Affluent newcomers often implement development projects through the injection of private capital into public-seeming projects like community-based organizations (CBOs). These projects offer partial solutions to the problem of failing local economies. However, they also have the potential to reinforce class structures and push narrowly perceived development processes.
A critical evaluation of rural gentrification may be useful to CBOs and local governments leading development projects in rural areas.
The phenomenon of rural gentrification warrants critical examination of current development agendas being proposed or implemented.
Children experience toxic stress if there is pronounced activation of their stress-response systems, in situations in which they do not have stable caregiving. Due to…
Children experience toxic stress if there is pronounced activation of their stress-response systems, in situations in which they do not have stable caregiving. Due to their exposure to multiple poverty-related risks, African American children may be more susceptible to exposure to toxic stress. Toxic stress affects young children’s brain and neurophysiologic functioning, which leads to a wide range of deleterious health, developmental, and mental health outcomes. Given the benefits of early care and education (ECE) for African American young children, ECE may represent a compensating experience for this group of children, and promote their positive development.

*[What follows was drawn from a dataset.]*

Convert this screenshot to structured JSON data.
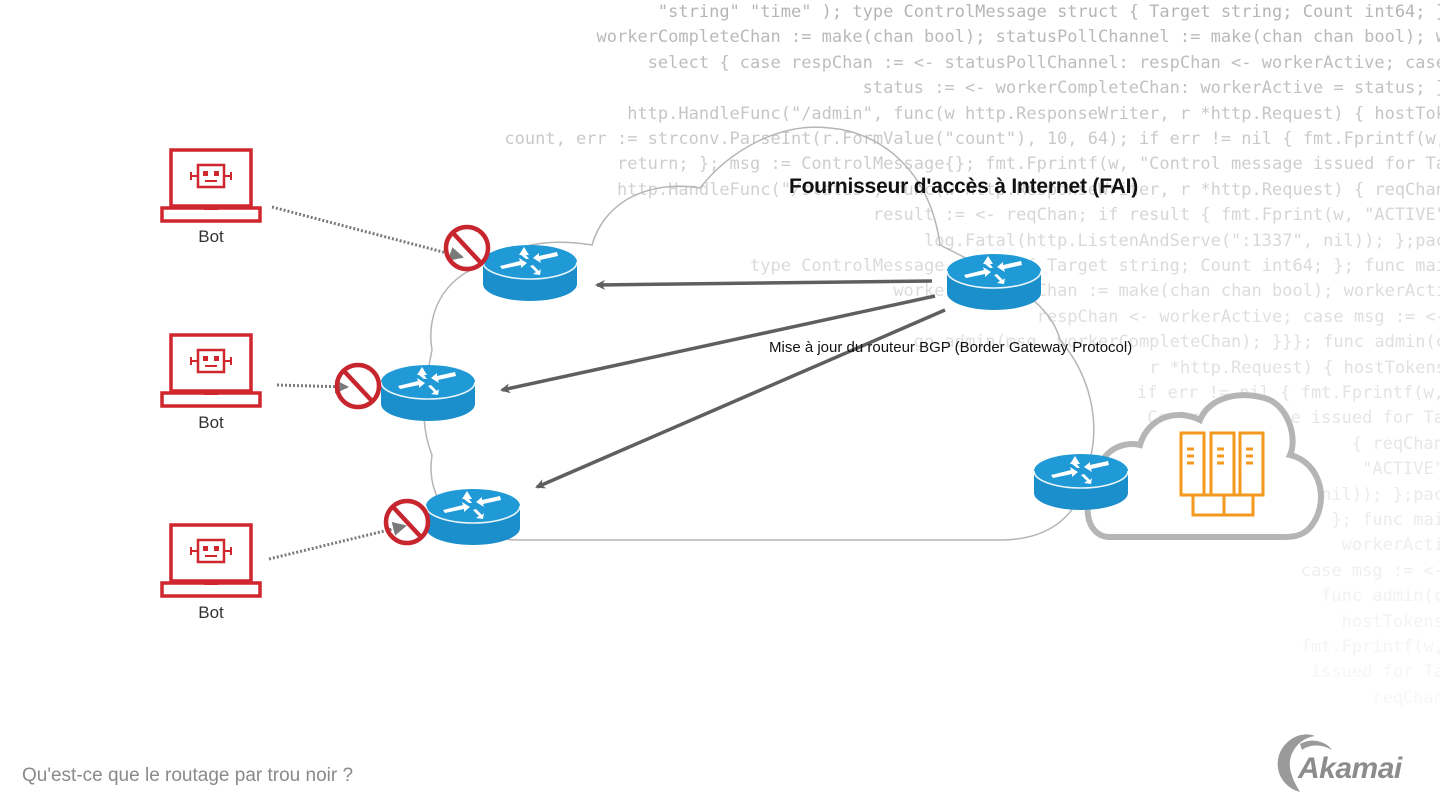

In a previous monograph a discussion took place on stages one and part of stage two of the three stage process in an unfair dismissal action, namely the employee having to show that he has been dismissed (stage one), and some of the reasons for dismissal which fall within the statutory categories, namely the employee's capability and qualifications; misconduct and redundancy (part of stage two). In this monograph an analysis is proposed on the two remaining reasons, these being the contravention of a duty imposed by an enactment and some other substantial reason. There will then follow a discussion on the test of fairness as constituting the third of the three stage process and on the remedies available when the tribunal finds that the employee has been unfairly dismissed.